Scan the data below for the string "версия". Show every line where it turns up.
─── DATA IN THIS EXERCISE
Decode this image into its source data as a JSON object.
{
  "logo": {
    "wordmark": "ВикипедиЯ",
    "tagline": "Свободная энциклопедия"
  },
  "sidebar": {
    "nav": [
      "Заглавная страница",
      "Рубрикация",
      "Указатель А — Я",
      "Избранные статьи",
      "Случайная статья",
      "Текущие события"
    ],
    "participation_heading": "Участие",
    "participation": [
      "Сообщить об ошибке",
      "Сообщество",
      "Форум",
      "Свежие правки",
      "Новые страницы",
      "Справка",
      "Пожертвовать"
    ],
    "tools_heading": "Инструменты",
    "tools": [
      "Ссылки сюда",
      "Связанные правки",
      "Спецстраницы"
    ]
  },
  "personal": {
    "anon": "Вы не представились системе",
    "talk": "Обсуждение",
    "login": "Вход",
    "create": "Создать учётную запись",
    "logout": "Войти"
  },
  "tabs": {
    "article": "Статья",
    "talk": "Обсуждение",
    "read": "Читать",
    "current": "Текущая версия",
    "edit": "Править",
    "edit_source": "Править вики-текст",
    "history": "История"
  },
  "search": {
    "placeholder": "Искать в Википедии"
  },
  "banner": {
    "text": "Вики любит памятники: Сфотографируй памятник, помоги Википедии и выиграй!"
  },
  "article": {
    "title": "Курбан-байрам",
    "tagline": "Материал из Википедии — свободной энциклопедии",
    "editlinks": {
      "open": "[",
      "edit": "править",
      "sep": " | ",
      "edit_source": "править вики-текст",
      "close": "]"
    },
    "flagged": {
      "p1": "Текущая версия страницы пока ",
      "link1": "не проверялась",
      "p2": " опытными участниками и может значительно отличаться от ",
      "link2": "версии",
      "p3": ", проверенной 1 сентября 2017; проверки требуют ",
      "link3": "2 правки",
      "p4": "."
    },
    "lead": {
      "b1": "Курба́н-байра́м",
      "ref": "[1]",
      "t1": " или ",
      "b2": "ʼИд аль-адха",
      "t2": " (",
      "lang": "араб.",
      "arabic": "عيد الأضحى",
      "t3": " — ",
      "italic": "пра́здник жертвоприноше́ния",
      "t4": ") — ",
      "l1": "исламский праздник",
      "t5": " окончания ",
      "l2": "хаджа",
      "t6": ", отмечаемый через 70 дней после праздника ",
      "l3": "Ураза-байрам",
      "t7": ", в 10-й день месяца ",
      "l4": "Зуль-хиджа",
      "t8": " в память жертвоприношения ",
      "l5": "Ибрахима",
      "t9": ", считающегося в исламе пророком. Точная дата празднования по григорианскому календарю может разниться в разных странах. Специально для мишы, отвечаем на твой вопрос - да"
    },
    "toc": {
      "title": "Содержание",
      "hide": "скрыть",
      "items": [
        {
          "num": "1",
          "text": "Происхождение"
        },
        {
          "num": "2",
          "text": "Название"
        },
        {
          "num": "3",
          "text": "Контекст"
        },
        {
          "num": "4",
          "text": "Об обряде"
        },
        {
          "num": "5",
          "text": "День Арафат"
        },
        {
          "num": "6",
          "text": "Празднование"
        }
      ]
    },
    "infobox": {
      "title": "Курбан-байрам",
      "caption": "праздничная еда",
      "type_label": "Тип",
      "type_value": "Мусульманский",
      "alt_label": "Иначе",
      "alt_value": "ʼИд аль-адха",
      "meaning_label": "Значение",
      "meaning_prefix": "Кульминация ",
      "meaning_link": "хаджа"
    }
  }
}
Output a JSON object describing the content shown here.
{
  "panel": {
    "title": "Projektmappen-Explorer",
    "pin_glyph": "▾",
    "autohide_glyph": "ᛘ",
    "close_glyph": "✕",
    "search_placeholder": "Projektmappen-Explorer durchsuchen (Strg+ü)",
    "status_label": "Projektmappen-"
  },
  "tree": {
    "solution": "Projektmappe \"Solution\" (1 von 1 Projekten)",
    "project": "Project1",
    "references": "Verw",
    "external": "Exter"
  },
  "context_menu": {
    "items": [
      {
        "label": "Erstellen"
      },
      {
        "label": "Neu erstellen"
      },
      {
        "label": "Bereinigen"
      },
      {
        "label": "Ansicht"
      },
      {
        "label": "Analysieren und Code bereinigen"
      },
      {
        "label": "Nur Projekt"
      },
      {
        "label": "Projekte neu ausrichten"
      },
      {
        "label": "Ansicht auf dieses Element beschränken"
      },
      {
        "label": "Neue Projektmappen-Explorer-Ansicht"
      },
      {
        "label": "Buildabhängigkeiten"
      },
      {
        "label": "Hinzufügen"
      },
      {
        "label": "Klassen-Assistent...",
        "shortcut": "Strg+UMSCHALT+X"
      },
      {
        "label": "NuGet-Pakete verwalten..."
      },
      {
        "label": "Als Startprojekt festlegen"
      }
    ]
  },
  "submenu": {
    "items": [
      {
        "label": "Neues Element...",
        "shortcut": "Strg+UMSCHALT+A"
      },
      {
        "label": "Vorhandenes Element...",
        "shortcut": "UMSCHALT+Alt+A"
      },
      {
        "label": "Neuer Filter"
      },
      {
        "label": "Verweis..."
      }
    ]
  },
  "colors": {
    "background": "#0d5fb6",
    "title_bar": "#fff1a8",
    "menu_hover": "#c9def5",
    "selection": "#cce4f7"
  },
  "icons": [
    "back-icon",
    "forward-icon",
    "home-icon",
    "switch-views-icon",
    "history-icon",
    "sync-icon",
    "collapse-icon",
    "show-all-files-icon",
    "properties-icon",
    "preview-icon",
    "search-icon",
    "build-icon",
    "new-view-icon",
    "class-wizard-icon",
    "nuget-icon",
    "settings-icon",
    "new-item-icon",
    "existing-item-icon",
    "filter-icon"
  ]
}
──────
# FINAL ANSWER
    "current": "Текущая версия",
      "p1": "Текущая версия страницы пока ",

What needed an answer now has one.